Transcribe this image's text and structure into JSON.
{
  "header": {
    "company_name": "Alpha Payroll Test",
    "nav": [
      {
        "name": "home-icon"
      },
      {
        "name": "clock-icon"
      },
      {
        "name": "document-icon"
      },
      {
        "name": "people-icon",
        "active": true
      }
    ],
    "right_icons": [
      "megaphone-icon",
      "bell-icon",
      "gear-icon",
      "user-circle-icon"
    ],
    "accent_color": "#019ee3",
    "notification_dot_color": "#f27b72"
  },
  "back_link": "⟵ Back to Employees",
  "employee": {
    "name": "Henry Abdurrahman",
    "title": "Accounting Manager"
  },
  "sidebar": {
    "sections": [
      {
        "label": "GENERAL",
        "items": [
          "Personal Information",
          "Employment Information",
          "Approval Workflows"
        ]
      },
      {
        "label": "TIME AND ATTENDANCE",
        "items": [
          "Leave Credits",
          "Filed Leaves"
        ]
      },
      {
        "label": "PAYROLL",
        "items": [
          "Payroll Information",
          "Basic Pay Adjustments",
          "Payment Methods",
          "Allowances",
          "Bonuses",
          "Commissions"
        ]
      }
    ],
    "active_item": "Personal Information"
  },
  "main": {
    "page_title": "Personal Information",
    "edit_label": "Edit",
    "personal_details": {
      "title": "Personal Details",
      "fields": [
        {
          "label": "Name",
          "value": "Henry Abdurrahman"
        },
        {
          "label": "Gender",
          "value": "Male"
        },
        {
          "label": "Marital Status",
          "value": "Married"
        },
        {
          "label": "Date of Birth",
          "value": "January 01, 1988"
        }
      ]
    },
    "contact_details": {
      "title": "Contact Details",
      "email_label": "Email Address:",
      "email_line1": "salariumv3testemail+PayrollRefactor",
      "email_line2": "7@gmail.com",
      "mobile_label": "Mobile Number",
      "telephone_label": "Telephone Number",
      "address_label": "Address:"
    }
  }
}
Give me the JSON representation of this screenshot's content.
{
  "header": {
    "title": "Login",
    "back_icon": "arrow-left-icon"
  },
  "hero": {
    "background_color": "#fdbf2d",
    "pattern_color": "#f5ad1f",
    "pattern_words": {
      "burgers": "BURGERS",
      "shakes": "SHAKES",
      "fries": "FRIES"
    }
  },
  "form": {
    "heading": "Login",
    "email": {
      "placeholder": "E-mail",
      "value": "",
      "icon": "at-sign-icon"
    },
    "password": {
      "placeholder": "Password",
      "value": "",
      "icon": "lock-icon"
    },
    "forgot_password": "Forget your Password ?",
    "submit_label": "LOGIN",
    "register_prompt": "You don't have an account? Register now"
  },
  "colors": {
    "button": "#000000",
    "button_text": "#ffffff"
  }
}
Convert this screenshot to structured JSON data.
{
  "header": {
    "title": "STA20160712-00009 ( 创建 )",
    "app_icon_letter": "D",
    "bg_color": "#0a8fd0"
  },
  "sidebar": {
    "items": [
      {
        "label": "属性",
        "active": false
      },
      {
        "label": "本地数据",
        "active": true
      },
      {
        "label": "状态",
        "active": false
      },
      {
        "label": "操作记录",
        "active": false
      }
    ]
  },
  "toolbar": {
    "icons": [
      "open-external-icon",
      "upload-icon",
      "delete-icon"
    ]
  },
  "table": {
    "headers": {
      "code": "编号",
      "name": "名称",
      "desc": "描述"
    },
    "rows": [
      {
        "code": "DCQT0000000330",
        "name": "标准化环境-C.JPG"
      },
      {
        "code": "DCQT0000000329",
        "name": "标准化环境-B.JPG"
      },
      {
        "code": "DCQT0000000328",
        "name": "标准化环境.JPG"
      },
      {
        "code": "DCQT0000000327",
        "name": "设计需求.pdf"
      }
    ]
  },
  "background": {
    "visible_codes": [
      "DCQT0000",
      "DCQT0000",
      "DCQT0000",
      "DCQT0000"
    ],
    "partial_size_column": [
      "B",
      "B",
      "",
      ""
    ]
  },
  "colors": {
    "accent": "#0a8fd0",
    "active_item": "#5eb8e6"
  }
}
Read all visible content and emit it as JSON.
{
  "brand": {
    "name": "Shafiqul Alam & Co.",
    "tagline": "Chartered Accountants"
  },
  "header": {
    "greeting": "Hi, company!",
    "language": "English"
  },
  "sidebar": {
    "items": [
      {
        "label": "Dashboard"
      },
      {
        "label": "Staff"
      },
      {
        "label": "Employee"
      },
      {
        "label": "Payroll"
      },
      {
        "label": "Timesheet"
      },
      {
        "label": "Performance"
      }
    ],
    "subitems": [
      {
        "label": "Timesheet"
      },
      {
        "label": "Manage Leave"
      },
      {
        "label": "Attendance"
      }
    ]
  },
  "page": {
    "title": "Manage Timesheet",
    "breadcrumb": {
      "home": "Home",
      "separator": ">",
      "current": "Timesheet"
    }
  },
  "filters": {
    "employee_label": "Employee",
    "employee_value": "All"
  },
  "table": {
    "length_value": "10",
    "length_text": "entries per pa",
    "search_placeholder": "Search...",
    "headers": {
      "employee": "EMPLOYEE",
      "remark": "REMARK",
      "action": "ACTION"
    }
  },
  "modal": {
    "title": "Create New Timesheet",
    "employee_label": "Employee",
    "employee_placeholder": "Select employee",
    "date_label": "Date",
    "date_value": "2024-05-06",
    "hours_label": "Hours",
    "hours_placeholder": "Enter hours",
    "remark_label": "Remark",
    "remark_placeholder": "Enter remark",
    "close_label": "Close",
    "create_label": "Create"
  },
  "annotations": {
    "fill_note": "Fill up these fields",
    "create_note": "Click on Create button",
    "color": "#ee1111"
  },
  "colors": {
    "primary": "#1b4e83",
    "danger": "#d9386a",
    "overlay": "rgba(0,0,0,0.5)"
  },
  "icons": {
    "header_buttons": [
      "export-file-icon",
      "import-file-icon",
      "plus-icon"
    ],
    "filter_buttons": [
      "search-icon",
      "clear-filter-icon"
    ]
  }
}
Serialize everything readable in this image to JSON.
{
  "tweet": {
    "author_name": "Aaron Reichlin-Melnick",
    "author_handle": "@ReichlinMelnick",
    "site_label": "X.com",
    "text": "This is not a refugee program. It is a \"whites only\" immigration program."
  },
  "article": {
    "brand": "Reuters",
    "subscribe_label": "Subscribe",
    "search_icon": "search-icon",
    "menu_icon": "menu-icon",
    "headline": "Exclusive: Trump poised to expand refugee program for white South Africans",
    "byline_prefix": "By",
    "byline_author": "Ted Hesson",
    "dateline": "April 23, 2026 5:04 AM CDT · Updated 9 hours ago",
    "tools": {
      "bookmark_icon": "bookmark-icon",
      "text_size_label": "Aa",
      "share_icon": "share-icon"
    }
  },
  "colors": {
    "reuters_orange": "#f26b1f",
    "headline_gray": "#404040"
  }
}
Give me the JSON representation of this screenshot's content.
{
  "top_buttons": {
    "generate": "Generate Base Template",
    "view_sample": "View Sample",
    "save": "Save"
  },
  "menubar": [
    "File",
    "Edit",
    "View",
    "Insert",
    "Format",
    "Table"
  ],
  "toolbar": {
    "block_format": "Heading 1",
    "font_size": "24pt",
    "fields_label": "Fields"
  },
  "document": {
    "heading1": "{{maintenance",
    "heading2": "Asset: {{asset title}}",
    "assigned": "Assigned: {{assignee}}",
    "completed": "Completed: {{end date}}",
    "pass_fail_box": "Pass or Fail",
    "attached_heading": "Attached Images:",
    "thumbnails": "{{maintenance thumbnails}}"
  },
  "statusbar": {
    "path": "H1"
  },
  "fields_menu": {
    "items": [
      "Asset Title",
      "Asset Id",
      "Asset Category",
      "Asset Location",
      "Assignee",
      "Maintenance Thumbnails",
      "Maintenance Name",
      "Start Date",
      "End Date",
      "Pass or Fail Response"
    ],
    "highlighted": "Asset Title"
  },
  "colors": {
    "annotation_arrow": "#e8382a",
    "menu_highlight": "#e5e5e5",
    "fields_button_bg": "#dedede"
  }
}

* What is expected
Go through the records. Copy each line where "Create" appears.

* Task result
    "title": "Create New Timesheet",
    "create_label": "Create"
    "create_note": "Click on Create button",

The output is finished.